They had a little bit of everything. One woman was selling racing memorabilia and T-shirts emblazoned with Nathan Bedford Forrest's photo, another was selling baby clothes while another sold toys and trinkets. In the cool dawn they went about their tasks setting up tables, unpacking boxes and making sure their wares were displayed properly.
All the sellers who participated in Saturday's yard sale at the Daily Herald, and those who participated in a similar event at the News Daily two weeks ago, had more in common than they thought. Each and every one of them helped to make sure newspapers continue to get into the schools for use in history, math, English and general study classes. They helped to make sure our Newspaper in Education/Literacy program continues to be a success.
Each Tuesday copies of the News Daily and her sister publication, the Daily Herald, are distributed to every school in each county. Featured in each week's publication are the KidScoop page and either a single page or a page and a half for each high school, on a rotating basis, to feature its school newspaper. This is made possible through a lot of hard work of the newspaper staff as well as cooperation from representatives of each school system. But most of all it is made possible by the people who do a little extra for the program without knowing it. Like those of you who participate in events such as the yard sales. Those of you who donate items to our weekly silent auction and those of you who buy items featured in the auction or who work with the circulation department and donate portions of your bill to the NIE/Literacy program.
In the coming months we're going to grow this program in each county. Some of us will be calling on local businesses for help and some students may be at school events signing up new subscribers as a fund-raising event for their journalism programs. The Bulldog Bark staff at Mt. Zion High School, under the direction of Dr. Jim Lester, is one of the participating newspaper staffs.
A successful NIE/Literacy program means that an entirely new generation of readers is being reached. Research shows that students who develop a love of reading at an early age are better students and will grow into more informed adults who, in turn, will share their love of reading with their children, and so on.
So do your part.
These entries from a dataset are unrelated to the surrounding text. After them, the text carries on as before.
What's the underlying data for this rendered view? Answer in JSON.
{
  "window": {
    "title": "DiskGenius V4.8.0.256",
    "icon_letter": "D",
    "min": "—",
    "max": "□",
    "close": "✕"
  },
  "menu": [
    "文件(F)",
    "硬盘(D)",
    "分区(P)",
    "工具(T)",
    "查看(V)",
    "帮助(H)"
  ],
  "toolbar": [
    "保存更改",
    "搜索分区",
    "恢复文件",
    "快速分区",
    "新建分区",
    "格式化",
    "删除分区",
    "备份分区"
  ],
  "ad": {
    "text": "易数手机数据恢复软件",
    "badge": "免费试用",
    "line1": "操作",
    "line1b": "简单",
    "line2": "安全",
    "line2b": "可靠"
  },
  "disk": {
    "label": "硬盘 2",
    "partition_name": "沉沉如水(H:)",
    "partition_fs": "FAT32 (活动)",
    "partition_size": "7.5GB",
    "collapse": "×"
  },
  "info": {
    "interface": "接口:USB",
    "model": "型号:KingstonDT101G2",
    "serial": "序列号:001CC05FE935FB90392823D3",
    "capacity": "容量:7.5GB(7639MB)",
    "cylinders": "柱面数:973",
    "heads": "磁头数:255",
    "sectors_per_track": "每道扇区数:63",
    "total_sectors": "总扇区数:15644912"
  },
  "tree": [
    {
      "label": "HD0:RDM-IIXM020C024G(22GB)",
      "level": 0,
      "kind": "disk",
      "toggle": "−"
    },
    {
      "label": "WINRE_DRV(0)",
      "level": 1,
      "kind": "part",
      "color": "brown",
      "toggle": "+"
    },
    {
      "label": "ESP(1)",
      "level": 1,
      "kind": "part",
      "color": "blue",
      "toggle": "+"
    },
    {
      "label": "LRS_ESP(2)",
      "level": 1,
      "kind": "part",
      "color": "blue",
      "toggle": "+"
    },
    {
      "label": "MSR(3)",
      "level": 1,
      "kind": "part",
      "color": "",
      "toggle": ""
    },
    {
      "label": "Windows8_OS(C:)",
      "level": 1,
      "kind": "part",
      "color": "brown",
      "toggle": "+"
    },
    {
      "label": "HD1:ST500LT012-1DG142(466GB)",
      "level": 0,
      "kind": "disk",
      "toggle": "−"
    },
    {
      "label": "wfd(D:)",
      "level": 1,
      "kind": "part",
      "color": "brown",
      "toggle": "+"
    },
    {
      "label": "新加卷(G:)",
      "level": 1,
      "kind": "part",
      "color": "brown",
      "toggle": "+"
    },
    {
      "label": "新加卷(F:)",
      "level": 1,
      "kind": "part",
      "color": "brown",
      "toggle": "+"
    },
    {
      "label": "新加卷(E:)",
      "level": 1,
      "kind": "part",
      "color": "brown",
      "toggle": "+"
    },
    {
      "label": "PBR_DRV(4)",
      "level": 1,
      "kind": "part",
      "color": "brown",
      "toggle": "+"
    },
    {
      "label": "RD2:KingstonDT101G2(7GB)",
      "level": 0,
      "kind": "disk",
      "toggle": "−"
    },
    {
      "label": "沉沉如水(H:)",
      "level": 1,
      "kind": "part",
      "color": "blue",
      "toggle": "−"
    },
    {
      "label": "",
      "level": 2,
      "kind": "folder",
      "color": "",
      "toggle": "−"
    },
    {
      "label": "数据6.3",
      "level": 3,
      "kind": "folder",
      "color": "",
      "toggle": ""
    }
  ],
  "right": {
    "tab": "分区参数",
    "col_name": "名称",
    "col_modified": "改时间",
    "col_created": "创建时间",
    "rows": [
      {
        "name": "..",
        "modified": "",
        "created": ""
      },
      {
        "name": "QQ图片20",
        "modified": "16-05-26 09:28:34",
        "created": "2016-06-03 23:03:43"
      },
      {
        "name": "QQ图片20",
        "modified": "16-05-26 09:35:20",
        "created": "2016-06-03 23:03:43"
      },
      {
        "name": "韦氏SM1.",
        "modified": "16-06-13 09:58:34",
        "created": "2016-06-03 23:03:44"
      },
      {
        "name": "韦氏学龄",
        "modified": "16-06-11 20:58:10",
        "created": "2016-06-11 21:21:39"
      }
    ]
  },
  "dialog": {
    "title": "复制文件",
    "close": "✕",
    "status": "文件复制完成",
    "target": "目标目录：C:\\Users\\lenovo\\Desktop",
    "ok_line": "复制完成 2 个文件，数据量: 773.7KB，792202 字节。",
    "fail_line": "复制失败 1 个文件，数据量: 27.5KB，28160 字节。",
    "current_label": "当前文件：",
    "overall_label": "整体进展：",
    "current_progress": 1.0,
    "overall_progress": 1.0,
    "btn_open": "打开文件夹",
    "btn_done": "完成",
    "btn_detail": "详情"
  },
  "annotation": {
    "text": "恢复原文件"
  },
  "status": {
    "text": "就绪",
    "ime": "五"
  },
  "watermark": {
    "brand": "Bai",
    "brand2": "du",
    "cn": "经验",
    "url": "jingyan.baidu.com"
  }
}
Call a school and compliment them on their hard work when it appears in the News Daily or Daily Herald. Sign up for a subscription through one of the students if you are accustomed to buying one out of the newspaper box. Take a gander at what we have to offer in our silent auction and bid on something. Sure, we might grow our circulation a little bit, we readily admit this, but honestly that's not our main objective. We want children to grow up to be readers, to be better students and more informed adults. All of us have a vested interest in the future.
If you want to know more about our program, or want to let us know what you think, give us a call. You may reach me or Circulation Manager Naomi Jackson at (770) 478-5753. She's at extension 240 and I'm at 272. We're the ringleaders of this program and we, as well as other employees of both papers, are dedicated to see that the NIE/Literacy program is a success.
Tamara Boatwright is managing editor of the News Daily and Daily Herald newspapers. She may be reached at (770) 478-5753 ext. 272 or at firstname.lastname@example.org